It is hard to imagine Buffalo within the yearly Juneteenth Festival. The festival has evolved into one of the premier summer events for all of Buffalo. If it wasn't for Bill and other dedicated African American community leaders, this event would have never happened.

Hundreds of minority construction workers owe a debt of gratitude to the struggle of B.U.I.L.D. and other construction organizations that Gaiter helped to create or worked with to make sure that minority construction workers go their fair share of the work.

He struggled from the initial efforts to get minority workers hired at the University of Buffalo in 1968 to getting those jobs and obtaining construction contracts for minorities at the recent construction of Roswell Cancer Institute in 1996. Bill was in the middle of the struggle.

When famine spread over Ethiopia and the local television showed starving Ethiopian babies, he organized a fundraising effort to bring some relief to the victims of one of the world's worst disasters.

Other organizations that he built or was affiliated with include the Buffalo Affirmative Action Program (BAAP) which was responsible for recruiting, training and unionizing minorities into the construction industry in Buffalo and vicinity. Bill developed a Behavior Counseling Program for high school students who were at risk of dropping out of school. Through WNY Council for African Relief (WYNCAR), he was the driving force that led to the adoption of the Malika Village in Senegal, West Africa and to the raising of over $75,000 to aid Malika and other African countries as well as the development of a student Exchange Program that helped over 500 American students visit and study the Senegalese culture. He served as President of The Institute for People Enterprises (IPE) which he organized in 1978. In 1984 he organized and chaired the Western New York Council for African Relations. He was also the Affirmative Action/EEO Officer for the Roswell Cancer Institute Re-modernization Project.

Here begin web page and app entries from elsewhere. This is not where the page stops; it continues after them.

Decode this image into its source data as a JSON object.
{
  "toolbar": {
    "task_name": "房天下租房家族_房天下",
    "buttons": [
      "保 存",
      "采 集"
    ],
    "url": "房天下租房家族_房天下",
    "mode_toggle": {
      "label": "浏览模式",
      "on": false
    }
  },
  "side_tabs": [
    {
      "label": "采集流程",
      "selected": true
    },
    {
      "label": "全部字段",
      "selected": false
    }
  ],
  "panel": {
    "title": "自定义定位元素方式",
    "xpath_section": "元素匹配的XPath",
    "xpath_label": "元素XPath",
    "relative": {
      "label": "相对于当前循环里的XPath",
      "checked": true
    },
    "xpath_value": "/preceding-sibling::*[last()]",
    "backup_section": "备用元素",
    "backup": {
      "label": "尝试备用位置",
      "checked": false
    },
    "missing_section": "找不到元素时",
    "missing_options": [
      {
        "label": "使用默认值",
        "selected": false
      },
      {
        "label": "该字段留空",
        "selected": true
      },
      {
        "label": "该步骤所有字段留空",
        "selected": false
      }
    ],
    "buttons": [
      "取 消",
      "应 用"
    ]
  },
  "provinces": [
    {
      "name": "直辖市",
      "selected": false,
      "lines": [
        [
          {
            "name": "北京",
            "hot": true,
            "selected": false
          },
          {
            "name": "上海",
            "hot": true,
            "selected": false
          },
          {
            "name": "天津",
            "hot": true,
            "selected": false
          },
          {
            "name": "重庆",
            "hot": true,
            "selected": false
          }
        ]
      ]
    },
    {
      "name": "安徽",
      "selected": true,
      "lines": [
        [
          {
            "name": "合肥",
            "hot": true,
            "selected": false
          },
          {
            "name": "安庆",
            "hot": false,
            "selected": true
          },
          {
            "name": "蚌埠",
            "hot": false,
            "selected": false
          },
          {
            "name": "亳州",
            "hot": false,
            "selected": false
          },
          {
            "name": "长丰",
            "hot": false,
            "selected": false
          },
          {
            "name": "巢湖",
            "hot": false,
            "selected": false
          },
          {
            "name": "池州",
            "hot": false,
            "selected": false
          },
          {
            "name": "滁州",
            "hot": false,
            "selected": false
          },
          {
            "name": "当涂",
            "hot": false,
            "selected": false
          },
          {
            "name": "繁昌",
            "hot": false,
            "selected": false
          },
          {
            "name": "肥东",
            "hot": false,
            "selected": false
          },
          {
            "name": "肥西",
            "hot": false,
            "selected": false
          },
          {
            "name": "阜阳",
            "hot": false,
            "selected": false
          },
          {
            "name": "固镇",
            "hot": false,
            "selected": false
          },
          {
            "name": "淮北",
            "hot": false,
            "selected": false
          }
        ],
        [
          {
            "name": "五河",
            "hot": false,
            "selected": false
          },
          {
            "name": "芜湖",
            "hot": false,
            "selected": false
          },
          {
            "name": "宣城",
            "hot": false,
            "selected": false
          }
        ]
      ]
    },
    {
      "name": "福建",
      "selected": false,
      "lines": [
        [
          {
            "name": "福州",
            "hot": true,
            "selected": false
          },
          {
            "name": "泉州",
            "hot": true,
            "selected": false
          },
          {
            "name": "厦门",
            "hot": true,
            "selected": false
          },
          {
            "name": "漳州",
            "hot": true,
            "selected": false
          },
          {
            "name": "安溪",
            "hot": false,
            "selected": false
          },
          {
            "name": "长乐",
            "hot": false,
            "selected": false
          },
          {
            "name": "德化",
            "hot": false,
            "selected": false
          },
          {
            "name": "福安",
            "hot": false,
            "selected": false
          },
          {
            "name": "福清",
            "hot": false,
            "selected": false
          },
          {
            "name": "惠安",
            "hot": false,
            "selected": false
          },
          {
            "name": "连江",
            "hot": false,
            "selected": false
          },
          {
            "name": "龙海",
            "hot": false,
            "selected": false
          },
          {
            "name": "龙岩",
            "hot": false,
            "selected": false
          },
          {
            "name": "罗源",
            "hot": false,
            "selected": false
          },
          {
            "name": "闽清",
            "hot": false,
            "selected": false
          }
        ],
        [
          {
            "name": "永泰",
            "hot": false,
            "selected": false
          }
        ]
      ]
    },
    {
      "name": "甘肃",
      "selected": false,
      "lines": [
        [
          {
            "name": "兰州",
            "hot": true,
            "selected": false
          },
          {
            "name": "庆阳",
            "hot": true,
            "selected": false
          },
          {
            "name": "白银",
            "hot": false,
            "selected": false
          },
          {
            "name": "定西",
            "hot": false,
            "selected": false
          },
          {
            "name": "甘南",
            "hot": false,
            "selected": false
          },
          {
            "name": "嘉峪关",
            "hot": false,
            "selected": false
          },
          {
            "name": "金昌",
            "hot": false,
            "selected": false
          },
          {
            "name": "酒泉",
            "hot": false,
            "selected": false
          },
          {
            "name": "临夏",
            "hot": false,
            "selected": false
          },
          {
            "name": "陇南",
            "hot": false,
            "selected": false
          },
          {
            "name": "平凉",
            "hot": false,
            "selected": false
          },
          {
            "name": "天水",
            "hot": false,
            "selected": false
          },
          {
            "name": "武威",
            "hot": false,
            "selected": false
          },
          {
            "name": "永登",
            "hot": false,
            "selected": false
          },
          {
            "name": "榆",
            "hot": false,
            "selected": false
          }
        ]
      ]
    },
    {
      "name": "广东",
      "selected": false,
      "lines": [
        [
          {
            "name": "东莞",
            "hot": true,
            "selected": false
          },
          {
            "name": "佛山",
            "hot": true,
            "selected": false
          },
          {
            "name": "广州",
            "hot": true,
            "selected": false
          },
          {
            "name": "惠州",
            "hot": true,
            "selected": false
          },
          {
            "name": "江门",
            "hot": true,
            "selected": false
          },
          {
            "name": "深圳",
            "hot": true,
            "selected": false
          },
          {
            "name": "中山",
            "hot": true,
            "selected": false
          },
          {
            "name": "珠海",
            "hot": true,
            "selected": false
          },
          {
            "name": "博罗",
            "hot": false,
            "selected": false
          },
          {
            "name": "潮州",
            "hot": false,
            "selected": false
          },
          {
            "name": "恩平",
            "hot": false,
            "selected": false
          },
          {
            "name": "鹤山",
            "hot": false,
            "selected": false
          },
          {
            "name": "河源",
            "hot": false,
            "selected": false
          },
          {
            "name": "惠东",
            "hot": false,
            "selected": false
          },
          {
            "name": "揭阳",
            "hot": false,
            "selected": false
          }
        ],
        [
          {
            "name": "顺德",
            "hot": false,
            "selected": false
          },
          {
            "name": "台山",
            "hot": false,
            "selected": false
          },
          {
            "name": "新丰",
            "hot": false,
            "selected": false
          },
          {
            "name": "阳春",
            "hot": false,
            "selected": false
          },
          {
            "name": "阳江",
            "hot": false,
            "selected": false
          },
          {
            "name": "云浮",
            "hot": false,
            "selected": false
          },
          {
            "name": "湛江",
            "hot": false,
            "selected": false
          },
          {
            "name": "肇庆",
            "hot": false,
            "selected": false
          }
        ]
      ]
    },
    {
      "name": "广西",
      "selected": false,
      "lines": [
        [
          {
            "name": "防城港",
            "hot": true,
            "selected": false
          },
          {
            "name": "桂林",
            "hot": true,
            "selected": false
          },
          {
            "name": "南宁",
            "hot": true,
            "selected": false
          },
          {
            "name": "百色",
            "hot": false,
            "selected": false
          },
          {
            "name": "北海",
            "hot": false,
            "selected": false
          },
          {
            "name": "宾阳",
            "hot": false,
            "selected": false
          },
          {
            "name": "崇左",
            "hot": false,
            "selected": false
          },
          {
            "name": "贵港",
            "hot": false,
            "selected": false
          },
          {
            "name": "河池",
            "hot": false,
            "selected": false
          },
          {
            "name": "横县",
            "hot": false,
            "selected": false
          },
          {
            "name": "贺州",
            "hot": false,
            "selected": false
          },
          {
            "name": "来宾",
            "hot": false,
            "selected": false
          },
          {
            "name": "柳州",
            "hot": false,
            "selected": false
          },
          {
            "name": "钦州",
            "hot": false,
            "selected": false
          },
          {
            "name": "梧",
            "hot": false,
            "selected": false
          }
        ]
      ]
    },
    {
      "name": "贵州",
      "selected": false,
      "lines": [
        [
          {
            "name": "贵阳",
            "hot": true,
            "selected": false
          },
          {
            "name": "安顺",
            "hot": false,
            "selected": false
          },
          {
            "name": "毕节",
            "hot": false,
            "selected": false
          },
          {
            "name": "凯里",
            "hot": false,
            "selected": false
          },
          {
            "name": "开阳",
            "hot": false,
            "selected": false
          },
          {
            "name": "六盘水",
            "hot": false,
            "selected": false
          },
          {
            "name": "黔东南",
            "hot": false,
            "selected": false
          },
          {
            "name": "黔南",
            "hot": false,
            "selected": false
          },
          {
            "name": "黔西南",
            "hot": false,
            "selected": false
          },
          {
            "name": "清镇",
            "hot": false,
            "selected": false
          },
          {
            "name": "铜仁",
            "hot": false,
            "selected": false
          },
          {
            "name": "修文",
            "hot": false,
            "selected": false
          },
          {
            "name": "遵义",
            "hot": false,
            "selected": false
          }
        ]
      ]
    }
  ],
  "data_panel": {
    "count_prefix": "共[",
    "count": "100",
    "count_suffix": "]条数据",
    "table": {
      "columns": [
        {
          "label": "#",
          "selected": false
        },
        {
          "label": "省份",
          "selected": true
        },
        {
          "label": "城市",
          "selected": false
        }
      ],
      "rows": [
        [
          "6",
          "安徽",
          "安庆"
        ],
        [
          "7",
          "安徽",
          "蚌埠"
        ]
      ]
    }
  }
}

Bill was the recipient of numerous awards including the Buffalo Challenger Buffalo Citizen Award; Phyllis Wheatley Club, Certificate of Appreciation; Black Educators Association, Community Service Award; Buffalo Urban League, Evans-Young Humanitarian Award and many others. Mr. Gaiter served in many capacities to serve the community. Some of these positions include: Erie County Crisis Center, Board of Directors; City of Buffalo Manpower Planning Advisory Council; Cora P. Maloney, College Advisory Board; St. Augustine's; Board of Directors; Sheehan Memorial Hospital, Board of Directors; Founding Board Member, Architectural and Environmental Planning Traineeship Program at SUNY-Buffalo; and others.

Besides being a community activist, Bill Gaiter was also a political strategist and organized. He was the Field Operations Coordinator in 1977 when Deputy Speaker Arthur O. Eve ran for Mayor of Buffalo. He coordinated a massive Voter Registration Campaign which registered a record 10,000 new voters. The Democratic primary turnout for that historic election was a startling 81%. That was the highest turnout in the history of the Northeast. He also put forth the same effort for Wilbur Trammel and George K. Arthur when they ran for Mayor.

Ever giving of himself, Gaiter passed on his wisdom and experience to the next generation through his work as an Instructor at the Cora P. Maloney College at the State University of New York in Buffalo. He taught a course on Social and Political Organizing.

Finally, in later life, a man's value can be judged by how is old adversaries view him, whether they still are ready to still contest him or if they have found what the man has fought for proved to be right. In Bill Gaiter's case, his adversaries learned that what he stood for was correct and what he struggled for was righteous. This was obvious by the many awards he received over the years, such as the Buffalo News "Man of the Year" Award.